As wind turbines across Texas froze up during the recent cold snap, turbines in Minnesota kept turning.
Except for a few days on the Iron Range.
That's because wind turbines in the north are built for cold weather.
“The difference for us is when that Arctic weather blows through, we're used to it,” Josh Skelton, Minnesota Power chief operations officer said. “Our wind turbines have design features such as material selection, cold weather packages, different lubricants, and hydraulic heaters to keep fluids warm.”
While temperatures in Texas dipped below freezing, the thermometer in the north plummeted into the 30's and 40's below zero.
No problem for northern wind turbines.
All of Minnesota Power's 164 wind turbines at its 500-megawatt Bison Wind Energy Center in New Salem, N.D., continued to run, Skelton said.
It was pretty much the same on the Iron Range.
At Minnesota Power's Taconite Ridge Wind Energy Center at Minntac Mine in Mountain Iron, the 10-turbine, 25-megawatt facility, remained operational through almost all of the long cold stretch.
However, the turbines did shut down for three days due to the cold, Skelton said.
“They typically run to 22 below zero,” Skelton said. “They've got a little more range due to the cold weather package and the design.”
A high-tech temperature sensor inside each turbine nacelle at Taconite Ridge takes a temperature reading every 10 minutes, according to Skelton.
If the temperature inside a turbine nacelle reaches 22 below zero, the turbine automatically shuts down. The sensor continues to take a temperature reading every 10 minutes.
When the temperature inside the nacelle goes back above 22 below zero, and with sufficient wind blowing, the turbine automatically restarts.
Special cold-weather lubricants and an internal electric heater inside the nacelle, help keep the turbine internals operating.
The Taconite Ridge site, high atop a hill, is unique when it comes to temperature, Skelton said.
That means the Taconite Ridge turbines may continue to run even if its colder in other areas of the Iron Range, he said.
“There's kind of a temperature anomaly there,” Skelton said. “Even when it's 35 below in Tower, it doesn't reach 22 below at Taconite Ridge.”

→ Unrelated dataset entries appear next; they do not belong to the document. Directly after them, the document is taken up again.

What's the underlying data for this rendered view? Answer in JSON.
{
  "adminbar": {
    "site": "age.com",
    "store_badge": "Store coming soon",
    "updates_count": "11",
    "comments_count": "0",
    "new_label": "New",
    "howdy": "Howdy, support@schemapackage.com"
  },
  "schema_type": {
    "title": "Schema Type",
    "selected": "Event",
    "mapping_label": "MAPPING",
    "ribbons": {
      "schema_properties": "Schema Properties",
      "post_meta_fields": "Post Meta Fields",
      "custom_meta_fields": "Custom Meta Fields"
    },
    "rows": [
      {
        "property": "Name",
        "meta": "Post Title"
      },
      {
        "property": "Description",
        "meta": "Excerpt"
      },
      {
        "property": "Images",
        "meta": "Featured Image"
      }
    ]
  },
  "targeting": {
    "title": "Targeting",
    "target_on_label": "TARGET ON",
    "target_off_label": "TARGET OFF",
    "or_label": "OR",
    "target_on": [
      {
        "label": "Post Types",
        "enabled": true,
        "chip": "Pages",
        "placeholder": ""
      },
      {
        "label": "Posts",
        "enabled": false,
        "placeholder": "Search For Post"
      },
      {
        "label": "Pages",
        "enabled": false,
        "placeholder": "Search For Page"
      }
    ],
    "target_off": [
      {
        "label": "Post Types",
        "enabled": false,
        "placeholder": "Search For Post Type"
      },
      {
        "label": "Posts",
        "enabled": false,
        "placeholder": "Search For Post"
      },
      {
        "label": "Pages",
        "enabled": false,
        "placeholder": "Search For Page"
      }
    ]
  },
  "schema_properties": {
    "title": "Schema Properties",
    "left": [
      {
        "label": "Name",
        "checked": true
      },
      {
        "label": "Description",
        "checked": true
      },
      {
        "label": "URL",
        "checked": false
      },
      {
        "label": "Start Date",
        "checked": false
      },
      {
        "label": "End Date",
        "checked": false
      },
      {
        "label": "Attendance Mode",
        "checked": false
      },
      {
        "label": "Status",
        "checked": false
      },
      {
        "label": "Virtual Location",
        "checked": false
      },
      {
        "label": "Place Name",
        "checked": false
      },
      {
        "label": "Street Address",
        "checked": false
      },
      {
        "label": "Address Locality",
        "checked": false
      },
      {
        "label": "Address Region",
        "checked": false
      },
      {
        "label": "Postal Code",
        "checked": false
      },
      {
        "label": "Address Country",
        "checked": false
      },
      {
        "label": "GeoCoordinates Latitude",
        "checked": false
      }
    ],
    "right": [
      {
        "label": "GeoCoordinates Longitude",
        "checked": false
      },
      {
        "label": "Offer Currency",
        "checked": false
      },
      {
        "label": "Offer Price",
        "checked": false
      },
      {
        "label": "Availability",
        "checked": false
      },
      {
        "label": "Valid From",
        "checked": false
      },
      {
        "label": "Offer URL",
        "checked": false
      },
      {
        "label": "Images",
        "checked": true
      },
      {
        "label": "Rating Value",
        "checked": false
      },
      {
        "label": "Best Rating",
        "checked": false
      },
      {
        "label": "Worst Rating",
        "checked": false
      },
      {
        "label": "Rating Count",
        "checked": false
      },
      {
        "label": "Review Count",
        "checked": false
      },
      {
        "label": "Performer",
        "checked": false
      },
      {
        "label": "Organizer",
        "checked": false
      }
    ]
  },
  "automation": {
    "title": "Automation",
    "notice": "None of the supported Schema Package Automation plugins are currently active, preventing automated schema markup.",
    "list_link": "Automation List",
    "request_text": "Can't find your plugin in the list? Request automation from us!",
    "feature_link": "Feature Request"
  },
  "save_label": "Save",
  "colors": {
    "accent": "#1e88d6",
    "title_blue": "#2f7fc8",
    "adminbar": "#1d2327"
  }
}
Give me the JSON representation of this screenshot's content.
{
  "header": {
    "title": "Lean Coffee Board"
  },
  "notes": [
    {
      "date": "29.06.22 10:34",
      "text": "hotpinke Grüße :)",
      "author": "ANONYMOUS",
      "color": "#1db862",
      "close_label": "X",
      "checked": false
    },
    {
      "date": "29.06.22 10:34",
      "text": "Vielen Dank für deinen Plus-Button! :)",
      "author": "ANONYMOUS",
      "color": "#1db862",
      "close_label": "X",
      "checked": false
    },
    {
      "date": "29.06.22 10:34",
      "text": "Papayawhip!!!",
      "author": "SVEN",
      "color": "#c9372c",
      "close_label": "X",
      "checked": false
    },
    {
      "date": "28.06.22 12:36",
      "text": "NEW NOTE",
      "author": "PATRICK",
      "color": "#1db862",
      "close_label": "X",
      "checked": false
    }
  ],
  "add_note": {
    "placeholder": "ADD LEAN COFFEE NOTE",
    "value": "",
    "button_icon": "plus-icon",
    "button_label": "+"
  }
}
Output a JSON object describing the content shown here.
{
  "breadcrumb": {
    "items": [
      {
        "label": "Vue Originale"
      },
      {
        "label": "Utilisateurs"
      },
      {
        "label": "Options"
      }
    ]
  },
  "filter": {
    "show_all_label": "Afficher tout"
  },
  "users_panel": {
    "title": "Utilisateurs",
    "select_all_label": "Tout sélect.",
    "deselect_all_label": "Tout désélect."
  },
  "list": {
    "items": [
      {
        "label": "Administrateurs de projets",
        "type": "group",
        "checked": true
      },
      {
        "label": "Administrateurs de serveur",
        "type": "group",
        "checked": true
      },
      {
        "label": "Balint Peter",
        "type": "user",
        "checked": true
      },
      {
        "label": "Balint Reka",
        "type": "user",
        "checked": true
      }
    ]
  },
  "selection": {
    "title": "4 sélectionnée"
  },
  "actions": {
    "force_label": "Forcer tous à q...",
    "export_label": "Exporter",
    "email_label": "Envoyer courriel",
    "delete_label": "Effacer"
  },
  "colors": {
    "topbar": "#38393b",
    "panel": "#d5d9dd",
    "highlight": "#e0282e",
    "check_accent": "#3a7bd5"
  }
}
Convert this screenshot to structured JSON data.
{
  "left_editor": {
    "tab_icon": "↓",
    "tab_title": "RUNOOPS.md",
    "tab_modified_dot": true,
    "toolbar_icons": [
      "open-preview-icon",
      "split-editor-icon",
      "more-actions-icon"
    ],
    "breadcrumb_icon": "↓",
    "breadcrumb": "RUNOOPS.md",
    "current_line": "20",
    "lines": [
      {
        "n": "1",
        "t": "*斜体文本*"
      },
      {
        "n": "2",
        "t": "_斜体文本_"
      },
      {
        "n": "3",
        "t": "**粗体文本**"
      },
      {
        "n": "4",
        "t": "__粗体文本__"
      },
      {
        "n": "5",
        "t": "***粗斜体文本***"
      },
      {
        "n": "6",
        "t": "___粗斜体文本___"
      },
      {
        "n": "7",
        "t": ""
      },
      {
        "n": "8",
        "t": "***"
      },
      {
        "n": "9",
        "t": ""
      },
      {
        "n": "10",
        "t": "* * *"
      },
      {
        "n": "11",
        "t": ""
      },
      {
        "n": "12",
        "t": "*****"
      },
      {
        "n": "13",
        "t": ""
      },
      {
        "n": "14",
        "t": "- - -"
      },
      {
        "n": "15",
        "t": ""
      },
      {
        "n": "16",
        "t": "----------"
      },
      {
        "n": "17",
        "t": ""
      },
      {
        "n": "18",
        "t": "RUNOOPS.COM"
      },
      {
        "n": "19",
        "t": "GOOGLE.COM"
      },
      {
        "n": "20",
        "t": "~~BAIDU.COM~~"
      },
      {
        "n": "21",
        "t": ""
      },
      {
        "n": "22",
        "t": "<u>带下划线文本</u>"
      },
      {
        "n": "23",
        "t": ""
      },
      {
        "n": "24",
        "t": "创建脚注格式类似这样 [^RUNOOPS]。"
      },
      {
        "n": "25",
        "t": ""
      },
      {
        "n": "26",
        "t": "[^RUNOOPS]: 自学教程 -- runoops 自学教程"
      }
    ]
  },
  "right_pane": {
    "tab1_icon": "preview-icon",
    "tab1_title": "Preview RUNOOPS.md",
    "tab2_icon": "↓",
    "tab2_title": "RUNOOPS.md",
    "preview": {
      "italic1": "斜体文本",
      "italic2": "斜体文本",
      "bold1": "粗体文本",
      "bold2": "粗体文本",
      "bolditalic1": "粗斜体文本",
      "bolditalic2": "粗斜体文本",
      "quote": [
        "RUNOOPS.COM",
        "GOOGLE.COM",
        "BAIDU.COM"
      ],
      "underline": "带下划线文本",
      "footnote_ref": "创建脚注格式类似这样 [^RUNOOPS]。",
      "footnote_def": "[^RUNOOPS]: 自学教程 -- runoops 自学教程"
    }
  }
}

Great River Energy distributes electricity to 28 rural cooperatives across the state from nine wind farms in Minnesota, North Dakota and Iowa. The wind farms are owned and operated by wind developers.
All the wind farms providing power to Great River Energy continued to operate during the cold snap, Mark Rathbun, Great River Energy manager of renewable resources said.
Wind turbine manufacturers design and build turbines to meet the expected weather conditions of specific geographical areas, Rathbun said.
“The key to operations in the Midwest is preparation,” Rathbun said. “Based on where the wind turbines are located, the wind turbine manufacturers anticipate those conditions and build them to operate in a wide range of temperature conditions. They could operate down to minus 22 and up to 95 to 100 degrees.”
Standard wind turbines without cold weather packages, are designed to operate down to five degrees Fahrenheit, he said.
Yet, as temperatures fall, the air changes, making a wind turbine more effective.
“The wind has more energy as it gets cooler,” Rathbun said. “The air gets more dense and you are going to get more power at zero degrees than at 70 degrees.”
Beyond bitter cold temperatures, icing on wind turbines can also create major problems, Skelton said.
“There's potential for ice to build up on the wings,” Skelton said. “The issue is that then it's like throwing a Volkswagen off the blades or breaking a blade. If there's an icing imbalance, you would try to de-ice it or knock it off.”
Technologies are being developed which in the future could help prevent icing of wind turbines, Rathbun said.
“As our power supply transitions, there will continue to be improvements to wind turbine technology,” Rathbun said. “Sometime in the future it's possible that there could be heating elements to prevent that type of issue. There's a lot of people working on those types of issues,”
There's more than 80,000 wind turbines operating across the United States, according to the American Clean Power Association. The turbines generate 111,808 megawatts of electricity, making it the third largest source of electricity generating capacity in the nation.
Minnesota is currently ranked eighth in the nation for wind power generation, according to the association.